• ASSIGNMENT: Count the lines in the records below that contain the word "TRIAL", and give only that number.

*** Opening of TASK DATA ***

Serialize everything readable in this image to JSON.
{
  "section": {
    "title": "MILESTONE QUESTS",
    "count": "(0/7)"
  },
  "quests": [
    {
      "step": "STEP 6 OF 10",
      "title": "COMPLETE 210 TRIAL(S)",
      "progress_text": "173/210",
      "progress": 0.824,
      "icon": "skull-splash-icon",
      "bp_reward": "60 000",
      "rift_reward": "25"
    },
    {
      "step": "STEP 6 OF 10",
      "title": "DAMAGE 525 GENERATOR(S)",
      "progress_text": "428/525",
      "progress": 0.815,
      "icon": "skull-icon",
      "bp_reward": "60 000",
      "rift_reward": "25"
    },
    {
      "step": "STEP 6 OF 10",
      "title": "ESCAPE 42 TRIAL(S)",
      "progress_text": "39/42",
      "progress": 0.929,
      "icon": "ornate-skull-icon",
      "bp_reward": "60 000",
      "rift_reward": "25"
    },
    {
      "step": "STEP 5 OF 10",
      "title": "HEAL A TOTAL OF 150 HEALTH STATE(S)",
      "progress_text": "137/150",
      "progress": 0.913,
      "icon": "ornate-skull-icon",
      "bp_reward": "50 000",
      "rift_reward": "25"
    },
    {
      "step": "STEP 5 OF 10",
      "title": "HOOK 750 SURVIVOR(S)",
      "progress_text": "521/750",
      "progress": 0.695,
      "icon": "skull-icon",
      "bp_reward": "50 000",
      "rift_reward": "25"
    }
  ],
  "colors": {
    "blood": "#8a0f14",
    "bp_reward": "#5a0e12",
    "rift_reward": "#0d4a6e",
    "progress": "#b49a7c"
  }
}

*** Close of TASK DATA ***

• TASK SOLUTION: 2